Meanwhile, Hugo and Elvira find time for a little romance, as Maurice and Paola are both turned into mindless slaves for Ulric (who is revived when his head is reunited with his bones) and Mabille (who is also brought back to life when Silvia is sacrificed on top of her corpse). Both ghouls pay Dracula-like nocturnal visits to people in the village, seduce them and then rip their hearts out of their chests. Bloody, white-eyed zombies attack, there's a sacred talisman that can protect whoever has it from being attacked and can also reverse possessions (Maurice is saved after Hugo is surprisingly killed off), and the survivors learn that the only way to defeat the heavies is by using a silver needle and decapitation. Yes… the story is needlessly complicated, but it also has some surprises, plenty of foggy atmosphere, plenty of gore and plenty of female nudity. It also benefits highly from the good cast; particularly Naschy and Line. When watching a dubbed horror film, it's often difficult to gouge the actual performance given, so one must watch the faces closely. While he's not really that interesting as Hugo, Naschy really nails his evil Ulric role and is genuinely eerie enough as the pale-face, mad-eyed, aristocratic warlock to elicit chills. Auburn-haired Liné (who has less screen time than Naschy) is also great as Mabille, who sweeps around in a black, flowing gown while giving off some wonderfully sinister-seductive facial expressions. She slices people open with her fingernails and, in a standout scene, rips open a chest with her bare hand and removes a still-beating heart.

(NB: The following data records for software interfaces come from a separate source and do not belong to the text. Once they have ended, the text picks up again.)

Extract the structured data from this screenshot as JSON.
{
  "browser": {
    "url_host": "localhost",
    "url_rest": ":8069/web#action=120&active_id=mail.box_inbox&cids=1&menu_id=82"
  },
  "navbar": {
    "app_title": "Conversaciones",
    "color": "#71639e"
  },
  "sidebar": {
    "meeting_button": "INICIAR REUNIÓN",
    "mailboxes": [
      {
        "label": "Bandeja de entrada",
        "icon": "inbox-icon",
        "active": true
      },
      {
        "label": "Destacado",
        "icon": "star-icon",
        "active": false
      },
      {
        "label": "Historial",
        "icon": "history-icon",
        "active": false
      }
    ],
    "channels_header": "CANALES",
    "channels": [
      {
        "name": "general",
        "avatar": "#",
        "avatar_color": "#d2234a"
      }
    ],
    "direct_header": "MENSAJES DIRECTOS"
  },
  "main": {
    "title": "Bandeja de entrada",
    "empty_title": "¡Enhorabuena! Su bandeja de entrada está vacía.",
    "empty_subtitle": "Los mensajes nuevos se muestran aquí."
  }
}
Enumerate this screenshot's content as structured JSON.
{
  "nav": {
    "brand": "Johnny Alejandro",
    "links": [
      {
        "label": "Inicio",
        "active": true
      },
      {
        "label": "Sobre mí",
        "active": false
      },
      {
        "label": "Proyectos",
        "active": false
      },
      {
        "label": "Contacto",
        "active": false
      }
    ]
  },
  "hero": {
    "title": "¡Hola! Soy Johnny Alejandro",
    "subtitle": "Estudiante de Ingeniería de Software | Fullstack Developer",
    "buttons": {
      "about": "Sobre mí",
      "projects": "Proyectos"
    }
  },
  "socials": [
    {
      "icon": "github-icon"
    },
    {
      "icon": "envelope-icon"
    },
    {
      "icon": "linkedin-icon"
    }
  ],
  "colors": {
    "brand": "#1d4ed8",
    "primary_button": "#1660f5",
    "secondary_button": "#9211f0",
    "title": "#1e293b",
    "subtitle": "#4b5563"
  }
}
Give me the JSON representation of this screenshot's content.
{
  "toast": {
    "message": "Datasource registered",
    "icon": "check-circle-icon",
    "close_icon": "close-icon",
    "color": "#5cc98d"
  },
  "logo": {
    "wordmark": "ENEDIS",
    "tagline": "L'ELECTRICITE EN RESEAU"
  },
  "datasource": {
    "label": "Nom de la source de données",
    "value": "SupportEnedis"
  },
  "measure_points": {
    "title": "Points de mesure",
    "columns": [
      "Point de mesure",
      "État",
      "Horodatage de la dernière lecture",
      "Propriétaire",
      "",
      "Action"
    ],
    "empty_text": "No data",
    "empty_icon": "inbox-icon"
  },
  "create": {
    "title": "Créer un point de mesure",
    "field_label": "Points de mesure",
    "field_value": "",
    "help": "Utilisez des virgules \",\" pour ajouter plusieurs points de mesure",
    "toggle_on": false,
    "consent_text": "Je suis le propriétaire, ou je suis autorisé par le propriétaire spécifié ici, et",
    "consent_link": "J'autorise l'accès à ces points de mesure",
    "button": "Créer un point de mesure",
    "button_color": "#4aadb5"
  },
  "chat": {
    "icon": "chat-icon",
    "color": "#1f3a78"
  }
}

It's important to note that there are lots of cheap prints floating around that don't do this movie justice. The 2 disc DVD release from Crash Cinema is the version you want to watch and it even contains two different prints of the film. The "Clothed Version" is a pretty good-looking wide-screen, re-mastered print with a few problems. First off, almost all of the nudity and some of the gore has been trimmed out. Secondly, a few of the frames have not been cleaned up and are grainy, plus a few scenes have German subtitles. The second version (the "Uncut Version") does not have the fine picture quality, but does restore a lot of the missing nudity (the female cast members all have nude scenes), the most striking scene being Silvia's death. In the cut version she's placed in a coffin fully clothed and stabbed. In the uncut version she's put in the coffin, stripped naked, stabbed, has blood rubbed all over her chest and is then kissed by Naschy. Other restored nude scenes include Line's fully frontal nude seduction of a village boy, a topless Naschy victim, a nude Emma Cohen nocturnal visit and Naschy and Line stripping Paola and caressing her nude body before killing her. The film was obviously shot with alternate footage for different markets across the globe.